“At the time I had been gifted a small Casio keyboard that I could easily recite parts of Tubular Bells to myself, that gave me the feel for his music up until this day. Unfortunately I struggled learning to read music at school and that has been a significant drawback as everything I have learned is by ear alone, which is okay but it has its limits.”

Do you work with other musicians?

“No, not really. I don’t work directly with other musicians, as my creative moments are fast and fleeting, I also like to have total control over everything in the music. I usually sit down and play something and then develop it continually, ideas that spawn from the process. I usually don’t have ideas before I write the music, nor do I plan any of the outcome… it all kind of happens and fits together – it amazes me sometimes, there are times I listen back to a track I made a while ago and genuinely don’t recall how it happened. Regarding working with other musicians- I have spent numerous hours coaching and helping my musician friends who have also been very valuable by giving me creative feedback on my material, helping me improve.”

Have you ever thought of making a full-career out of music?

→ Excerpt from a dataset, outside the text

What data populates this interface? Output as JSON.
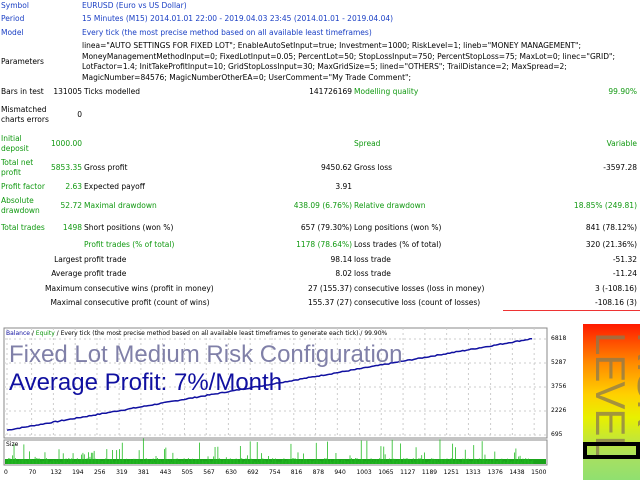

“Yes, but it terrifies me. I’ve always thought of my music as a way of relaxing and something to stimulate my mind. I doubt I would opt to make music for a living as I know that under pressure of contracts my creativity is badly affected, I’ve had experience before when ones makes their favorite hobby their work, eventually it’s no longer fun to do and it kills it, but I will continue to make music, for as long as I am able to.”